Boehringer grants volasertib 'orphan drug designation' for treatment of patients with AML

Boehringer grants volasertib 'orphan drug designation' for treatment of patients with AML

Boehringer Ingelheim announced today that the US Food and Drug Administration (FDA) and the European Commission have granted volasertib* 'orphan drug designation' for the treatment of patients with acute myeloid leukaemia (AML). [More]
Researchers identify mechanism that explains reason for persistence of hepatitis C virus

Researchers identify mechanism that explains reason for persistence of hepatitis C virus

Researchers at the University of California, San Diego School of Medicine have identified a mechanism that explains why people with the hepatitis C virus get liver disease and why the virus is able to persist in the body for so long. [More]
Effects of PectaSol-C modified citrus pectin in prostate cancer patients to be studied in phase III trial

Effects of PectaSol-C modified citrus pectin in prostate cancer patients to be studied in phase III trial

A phase III clinical trial conducted at the Meir Medical Center in Kfar-Saba, Israel is now recruiting participants to study the effects of dietary supplement PectaSol-C modified citrus pectin (MCP) in controlling prostate specific antigen (PSA) levels in prostate cancer patients. [More]
New study identifies potential target for colorectal cancer treatment

New study identifies potential target for colorectal cancer treatment

A new study identifies a molecule that is a probable driving force in colorectal cancer and suggests that the molecule could be an important target for colorectal cancer treatment and a valuable biomarker of tumor progression. [More]
Scientists discover how bacterium Y. pestis overwhelms lungs to cause pneumonic plague

Scientists discover how bacterium Y. pestis overwhelms lungs to cause pneumonic plague

​Northwestern Medicine scientists are continuing to unravel the molecular changes that underlie one of the world's deadliest and most infamous respiratory infections. [More]
miRNA expression and inhibition: an interview with Maja Petkovic, AMSBIO

miRNA expression and inhibition: an interview with Maja Petkovic, AMSBIO
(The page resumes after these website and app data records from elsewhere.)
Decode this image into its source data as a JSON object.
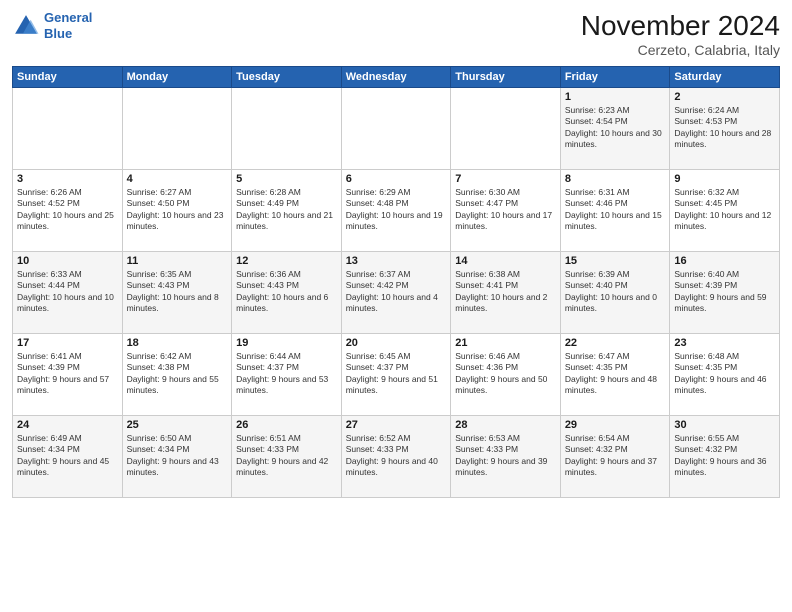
{
  "header": {
    "logo_line1": "General",
    "logo_line2": "Blue",
    "title": "November 2024",
    "location": "Cerzeto, Calabria, Italy"
  },
  "days_of_week": [
    "Sunday",
    "Monday",
    "Tuesday",
    "Wednesday",
    "Thursday",
    "Friday",
    "Saturday"
  ],
  "weeks": [
    {
      "cells": [
        {
          "day": "",
          "info": ""
        },
        {
          "day": "",
          "info": ""
        },
        {
          "day": "",
          "info": ""
        },
        {
          "day": "",
          "info": ""
        },
        {
          "day": "",
          "info": ""
        },
        {
          "day": "1",
          "info": "Sunrise: 6:23 AM\nSunset: 4:54 PM\nDaylight: 10 hours and 30 minutes."
        },
        {
          "day": "2",
          "info": "Sunrise: 6:24 AM\nSunset: 4:53 PM\nDaylight: 10 hours and 28 minutes."
        }
      ]
    },
    {
      "cells": [
        {
          "day": "3",
          "info": "Sunrise: 6:26 AM\nSunset: 4:52 PM\nDaylight: 10 hours and 25 minutes."
        },
        {
          "day": "4",
          "info": "Sunrise: 6:27 AM\nSunset: 4:50 PM\nDaylight: 10 hours and 23 minutes."
        },
        {
          "day": "5",
          "info": "Sunrise: 6:28 AM\nSunset: 4:49 PM\nDaylight: 10 hours and 21 minutes."
        },
        {
          "day": "6",
          "info": "Sunrise: 6:29 AM\nSunset: 4:48 PM\nDaylight: 10 hours and 19 minutes."
        },
        {
          "day": "7",
          "info": "Sunrise: 6:30 AM\nSunset: 4:47 PM\nDaylight: 10 hours and 17 minutes."
        },
        {
          "day": "8",
          "info": "Sunrise: 6:31 AM\nSunset: 4:46 PM\nDaylight: 10 hours and 15 minutes."
        },
        {
          "day": "9",
          "info": "Sunrise: 6:32 AM\nSunset: 4:45 PM\nDaylight: 10 hours and 12 minutes."
        }
      ]
    },
    {
      "cells": [
        {
          "day": "10",
          "info": "Sunrise: 6:33 AM\nSunset: 4:44 PM\nDaylight: 10 hours and 10 minutes."
        },
        {
          "day": "11",
          "info": "Sunrise: 6:35 AM\nSunset: 4:43 PM\nDaylight: 10 hours and 8 minutes."
        },
        {
          "day": "12",
          "info": "Sunrise: 6:36 AM\nSunset: 4:43 PM\nDaylight: 10 hours and 6 minutes."
        },
        {
          "day": "13",
          "info": "Sunrise: 6:37 AM\nSunset: 4:42 PM\nDaylight: 10 hours and 4 minutes."
        },
        {
          "day": "14",
          "info": "Sunrise: 6:38 AM\nSunset: 4:41 PM\nDaylight: 10 hours and 2 minutes."
        },
        {
          "day": "15",
          "info": "Sunrise: 6:39 AM\nSunset: 4:40 PM\nDaylight: 10 hours and 0 minutes."
        },
        {
          "day": "16",
          "info": "Sunrise: 6:40 AM\nSunset: 4:39 PM\nDaylight: 9 hours and 59 minutes."
        }
      ]
    },
    {
      "cells": [
        {
          "day": "17",
          "info": "Sunrise: 6:41 AM\nSunset: 4:39 PM\nDaylight: 9 hours and 57 minutes."
        },
        {
          "day": "18",
          "info": "Sunrise: 6:42 AM\nSunset: 4:38 PM\nDaylight: 9 hours and 55 minutes."
        },
        {
          "day": "19",
          "info": "Sunrise: 6:44 AM\nSunset: 4:37 PM\nDaylight: 9 hours and 53 minutes."
        },
        {
          "day": "20",
          "info": "Sunrise: 6:45 AM\nSunset: 4:37 PM\nDaylight: 9 hours and 51 minutes."
        },
        {
          "day": "21",
          "info": "Sunrise: 6:46 AM\nSunset: 4:36 PM\nDaylight: 9 hours and 50 minutes."
        },
        {
          "day": "22",
          "info": "Sunrise: 6:47 AM\nSunset: 4:35 PM\nDaylight: 9 hours and 48 minutes."
        },
        {
          "day": "23",
          "info": "Sunrise: 6:48 AM\nSunset: 4:35 PM\nDaylight: 9 hours and 46 minutes."
        }
      ]
    },
    {
      "cells": [
        {
          "day": "24",
          "info": "Sunrise: 6:49 AM\nSunset: 4:34 PM\nDaylight: 9 hours and 45 minutes."
        },
        {
          "day": "25",
          "info": "Sunrise: 6:50 AM\nSunset: 4:34 PM\nDaylight: 9 hours and 43 minutes."
        },
        {
          "day": "26",
          "info": "Sunrise: 6:51 AM\nSunset: 4:33 PM\nDaylight: 9 hours and 42 minutes."
        },
        {
          "day": "27",
          "info": "Sunrise: 6:52 AM\nSunset: 4:33 PM\nDaylight: 9 hours and 40 minutes."
        },
        {
          "day": "28",
          "info": "Sunrise: 6:53 AM\nSunset: 4:33 PM\nDaylight: 9 hours and 39 minutes."
        },
        {
          "day": "29",
          "info": "Sunrise: 6:54 AM\nSunset: 4:32 PM\nDaylight: 9 hours and 37 minutes."
        },
        {
          "day": "30",
          "info": "Sunrise: 6:55 AM\nSunset: 4:32 PM\nDaylight: 9 hours and 36 minutes."
        }
      ]
    }
  ]
}
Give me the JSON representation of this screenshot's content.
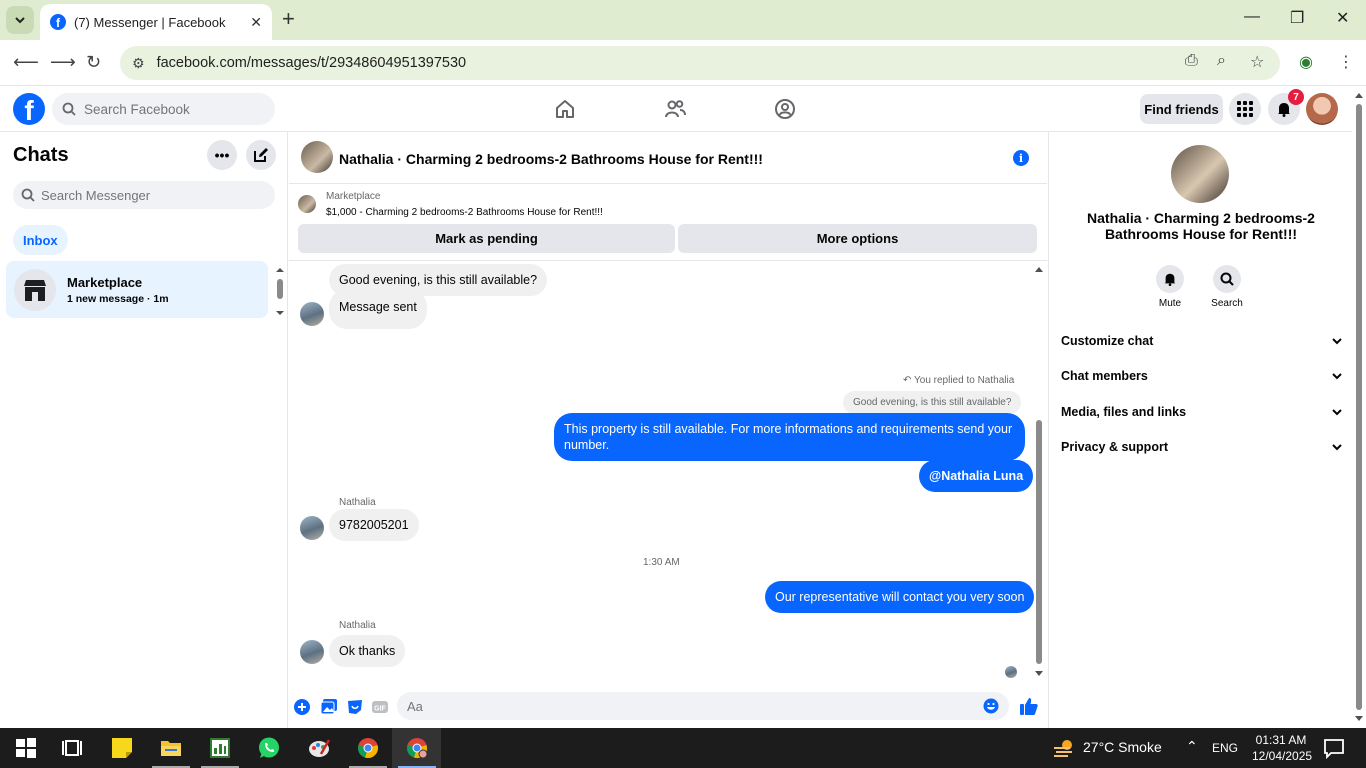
{
  "browser": {
    "tab_title": "(7) Messenger | Facebook",
    "url": "facebook.com/messages/t/29348604951397530"
  },
  "fb": {
    "search_placeholder": "Search Facebook",
    "find_friends": "Find friends",
    "notification_count": "7"
  },
  "sidebar": {
    "title": "Chats",
    "search_placeholder": "Search Messenger",
    "inbox_label": "Inbox",
    "chats": [
      {
        "name": "Marketplace",
        "subtitle": "1 new message · 1m"
      }
    ]
  },
  "conversation": {
    "title": "Nathalia · Charming 2 bedrooms-2 Bathrooms House for Rent!!!",
    "marketplace": {
      "label": "Marketplace",
      "listing": "$1,000 - Charming 2 bedrooms-2 Bathrooms House for Rent!!!",
      "mark_pending": "Mark as pending",
      "more_options": "More options"
    },
    "messages": {
      "m1": "Good evening, is this still available?",
      "m2": "Message sent",
      "reply_note": "You replied to Nathalia",
      "quoted": "Good evening, is this still available?",
      "m3": "This property is still available. For more informations and requirements send your number.",
      "m4": "@Nathalia Luna",
      "sender1": "Nathalia",
      "m5": "9782005201",
      "timestamp": "1:30 AM",
      "m6": "Our representative will contact you very soon",
      "sender2": "Nathalia",
      "m7": "Ok thanks"
    },
    "composer_placeholder": "Aa"
  },
  "right_panel": {
    "name": "Nathalia · Charming 2 bedrooms-2 Bathrooms House for Rent!!!",
    "mute_label": "Mute",
    "search_label": "Search",
    "sections": [
      "Customize chat",
      "Chat members",
      "Media, files and links",
      "Privacy & support"
    ]
  },
  "taskbar": {
    "weather": "27°C  Smoke",
    "lang": "ENG",
    "time": "01:31 AM",
    "date": "12/04/2025"
  },
  "colors": {
    "fb_blue": "#0866ff",
    "chrome_green": "#dfeccf",
    "bubble_in": "#f0f0f0"
  }
}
RNA interference is a process in which RNA molecules inhibit gene expression. This gene silencing process is controlled by RNA-induced silencing complex or RISC and is initiated by small duplex RNA molecules or miRNA that is present inside cell plasma. [More]
Too much of c-FLIPR protein can trigger autoimmune diseases

Too much of c-FLIPR protein can trigger autoimmune diseases

So-called c-FLIP proteins inhibit signaling cascades that can lead to apoptosis. This is important temporarily in the response to pathogens to ensure that lymphocytes, a type of immune cells, can proliferate sufficiently. [More]
Angelica sinensis polysaccharides alleviate neuronal cell injury caused by oxidative stress

Angelica sinensis polysaccharides alleviate neuronal cell injury caused by oxidative stress

According to traditional Chinese medicine, the roles of Angelica sinensis correlate with tonifying the blood and promoting its circulation. Recent studies have shown that extracts of Angelica sinensis have antioxidative and neuroprotective effects. [More]